The candidates split on key issues from the start. Asked to identify the greatest threat facing America, Scott brown was unequivocal: radical Islamic Jihadists.
"It's something that’s real, that’s serious. Obviously we have Boko Haram in Africa, we have ISIS and Al- Qaeda elements, still, and their number one goal is to disrupt and dismantle the society as we know it. Senator Shaheen has called what we are discussing fear-mongering. I call it a very rational fear."
Shaheen, meanwhile, said ISIS is a threat, but one the US is handling. When pushed to say if it was wise for the president to take ground troops off the table, a stance Brown has criticized, Shaheen said the that the president should seek congressional approval before deploying troops, and went after Brown.
"What I've said is I don’t think we should take tens of thousands of American troops and put them back into Iraq as an occupying force. That is what my opponent said we should do. He said we should have an occupying force like we had in Korea," Shaheen said.
"With respect to senator Shaheen, we are a liberating force, we are not an occupying force. Senator, and I and every other person who has served in the military resents that you calling us occupiers," Scott said.
The two also differed on immigration. Shaheen reiterated her support for the senate immigration bill that stalled in the U.S. House.
"We’ve got a bill on the floor that the passed with a strong bipartisan vote that accomplished comprehensive immigration reform."
Brown has rejected that plan for going too easy on people here illegally. And last night he called for sealing the border. He called the pricetag of such a policy “irrelevant.”
"Obviously, it is the number on issue in people’s minds right now because they are deeply concerned by not only by people who coming through who are not here legally but people who maybe have criminal intent or terrorist intentions or who may be carrying some type of disease or another.”
Shaheen chided brown for using what she called scare tactics but claimed that approach has been a constant with Brown.
"My opponent has been using the concern that people have and really fear mongering for his own political purpose. A leader should be serious, should alert people to what’s going on, alert people to what’s going on but not try to grandstand on them."
Brown, meanwhile, called out Shaheen for her support of the president.
"Senator Shaheen, for the last 6 year you have voted with president Obama 99 percent of the time. Is the president right 99 percent of the time?"
The night's most memorable moment, though didn’t come when the candidates clashed, it was prompted by a question from debate panelist James Pindell of WMUR.
“Senator Brown, what do you see going right in Sullivan country and what’s going wrong, and please be specific?”

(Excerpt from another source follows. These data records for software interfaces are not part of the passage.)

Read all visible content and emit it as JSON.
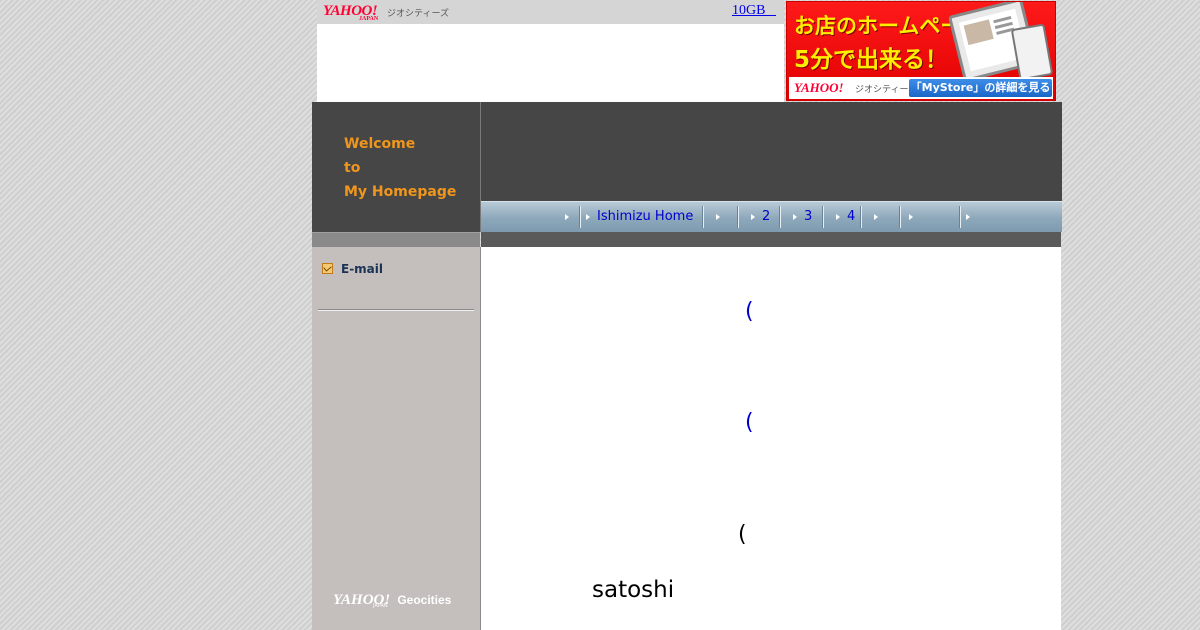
{
  "topbar": {
    "logo_yahoo": "YAHOO!",
    "logo_japan": "JAPAN",
    "logo_service": "ジオシティーズ",
    "storage_link": "10GB   "
  },
  "ad": {
    "line1": "お店のホームページが",
    "line2": "5分で出来る！",
    "logo_yahoo": "YAHOO!",
    "logo_service": "ジオシティーズ",
    "cta": "「MyStore」の詳細を見る",
    "colors": {
      "background": "#e60012",
      "headline": "#ffee00",
      "cta": "#1a66c8"
    }
  },
  "header": {
    "welcome_lines": [
      "Welcome",
      "to",
      "My Homepage"
    ]
  },
  "nav": {
    "items": [
      {
        "label": ""
      },
      {
        "label": "Ishimizu Home"
      },
      {
        "label": ""
      },
      {
        "label": "2"
      },
      {
        "label": "3"
      },
      {
        "label": "4"
      },
      {
        "label": ""
      },
      {
        "label": ""
      },
      {
        "label": ""
      }
    ]
  },
  "sidebar": {
    "email_label": "E-mail",
    "footer_yahoo": "YAHOO!",
    "footer_japan": "JAPAN",
    "footer_geocities": "Geocities"
  },
  "content": {
    "link1": "(",
    "link2": "(",
    "text3": "(",
    "signature": "satoshi"
  },
  "colors": {
    "header_bg": "#464646",
    "welcome_text": "#f0961c",
    "sidebar_bg": "#c4bfbc",
    "link": "#0000cc"
  }
}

“You are absolutely right, geography plays a role.”
Brown first mentioned the southern border, and then that infrastructure up north, by contrast ,was difficult.
He made no mention of Claremont, the Sullivan county’s biggest city, or anything unique to the county. Brown instead, stressed outdoor activity and tourism.
“One of the biggest opportunities sre ski areas and trails for snowmobiles I support those efforts.”
He went onto cite the challenge of high business taxes and energy costs and Obamacare. The question was then asked again.
“We’re talking about Sullivan county and I think you were sounds talking about the North Country?”
“We’re talking about anything past Concord and the challenges of our state. So if you go to any business those are the challenges...."
Brown again mentioned Obamacare taxes and energy costs, and then,
--“Sullivan county is west of Concord, not north of Concord.”
“With all due respect I’ve answered the question. The challenges are the same in all of our counties.”
After the debate, social media lit up as partisans fought over the back and forth. Whether it was a conscious attempt to trip up Brown, who only moved here in January, and also about which was more accurate, that Sullivan county is north or Concord or west of it?
During the 11 o’ clock news James Pindell apologized to Brown for his interruption.
By 11:30 both campaigns had scheduled fresh stops in Sullivan county.
Brown will campaign at Newport diner this morning. Shaheen will hold a rally this afternoon in Claremont.
Geography, it seems, does plays a role.